Many bug repellents have formulas in them that will repel ticks. Products such as coumaphos spray or powder, permethrin sprays, wipes, or spot on treatments, as well as zeta-cypermethrin are all proven tick repellents. If you are unsure of which would be best for your horse, give my docs a call and they will be happy to help answer any questions you might have. I stick with my handy dandy Seresto collar so I don’t have to remember to apply topical prevention once a month. Someone should come up with a Seresto collar for horses… perhaps between my naps I will work on that. Keep an eye on the news for the first millionaire cat who came up with a Seresto collar for horses, it will be me and then you can say you know a celebrity.
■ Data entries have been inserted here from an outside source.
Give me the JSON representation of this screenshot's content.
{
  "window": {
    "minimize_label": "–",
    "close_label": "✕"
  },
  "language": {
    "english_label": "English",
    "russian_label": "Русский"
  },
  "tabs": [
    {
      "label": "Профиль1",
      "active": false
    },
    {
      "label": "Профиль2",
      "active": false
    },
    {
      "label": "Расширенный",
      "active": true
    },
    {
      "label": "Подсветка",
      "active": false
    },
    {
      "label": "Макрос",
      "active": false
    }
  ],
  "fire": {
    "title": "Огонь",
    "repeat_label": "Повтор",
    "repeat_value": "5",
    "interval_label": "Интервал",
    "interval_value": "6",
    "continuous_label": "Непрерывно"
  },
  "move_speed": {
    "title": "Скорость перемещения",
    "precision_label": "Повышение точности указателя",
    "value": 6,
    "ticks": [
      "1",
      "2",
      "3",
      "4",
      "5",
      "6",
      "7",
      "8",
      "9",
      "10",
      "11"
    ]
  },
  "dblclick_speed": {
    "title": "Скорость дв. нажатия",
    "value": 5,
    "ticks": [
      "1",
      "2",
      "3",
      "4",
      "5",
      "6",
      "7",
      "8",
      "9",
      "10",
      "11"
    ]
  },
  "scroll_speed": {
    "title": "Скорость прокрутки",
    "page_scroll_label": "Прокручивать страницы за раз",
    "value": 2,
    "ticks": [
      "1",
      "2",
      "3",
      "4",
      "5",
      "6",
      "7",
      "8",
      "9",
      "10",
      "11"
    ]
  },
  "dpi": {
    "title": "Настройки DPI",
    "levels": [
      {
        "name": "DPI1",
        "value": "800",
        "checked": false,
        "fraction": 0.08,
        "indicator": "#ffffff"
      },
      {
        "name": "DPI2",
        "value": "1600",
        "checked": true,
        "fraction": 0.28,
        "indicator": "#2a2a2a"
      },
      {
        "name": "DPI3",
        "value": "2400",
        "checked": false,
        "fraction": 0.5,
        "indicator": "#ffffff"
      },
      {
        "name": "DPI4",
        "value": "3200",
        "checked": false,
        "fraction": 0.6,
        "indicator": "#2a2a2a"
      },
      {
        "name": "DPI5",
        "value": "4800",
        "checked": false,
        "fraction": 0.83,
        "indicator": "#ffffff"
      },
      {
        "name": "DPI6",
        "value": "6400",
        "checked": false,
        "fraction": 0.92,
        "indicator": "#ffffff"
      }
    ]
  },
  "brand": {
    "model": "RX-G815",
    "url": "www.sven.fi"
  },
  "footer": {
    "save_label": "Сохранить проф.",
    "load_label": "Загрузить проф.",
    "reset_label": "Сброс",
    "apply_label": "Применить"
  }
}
Finally, pasture management is key to tick prevention. Remove any underbrush, weeds, etc from your pasture. Watch my seminar on pasture management, and you’ll understand why you want to do this even if you don’t have a tick problem. Also, keep wildlife away. Yes, we all love watching the deer frolic. However, do not encourage wildlife to come into your pastures, let them stay next door and watch from afar. If you don’t have barn cats that like to hunt, consider getting a few chickens or Guinea fowl. They love ticks and are excellent at eating any that may come around your barn. But remember, we are Springhill EQUINE, so be sure to have a bird vet on speed dial in case your chicken or Guinea were to fall ill or get injured at any time. Trust me, you don’t want these horse docs working on your bird.
Ticks are a nuisance and can cause some major problems for your horse. Luckily, prevention is easy and treatment for minor irritations caused by ticks is simple. Just remember if you have any questions or concerns about ticks and your horse, my docs are just a phone call away.
Until next week,
Tuesdays with Tony is the official blog of Tony the Clinic Cat at Springhill Equine Veterinary Clinic in Newberry, Florida. If you liked this blog, please subscribe below, and share it with your friends on social media! For more information, please call us at (352) 472-1620, visit our website at SpringhillEquine.com, or follow us on Facebook!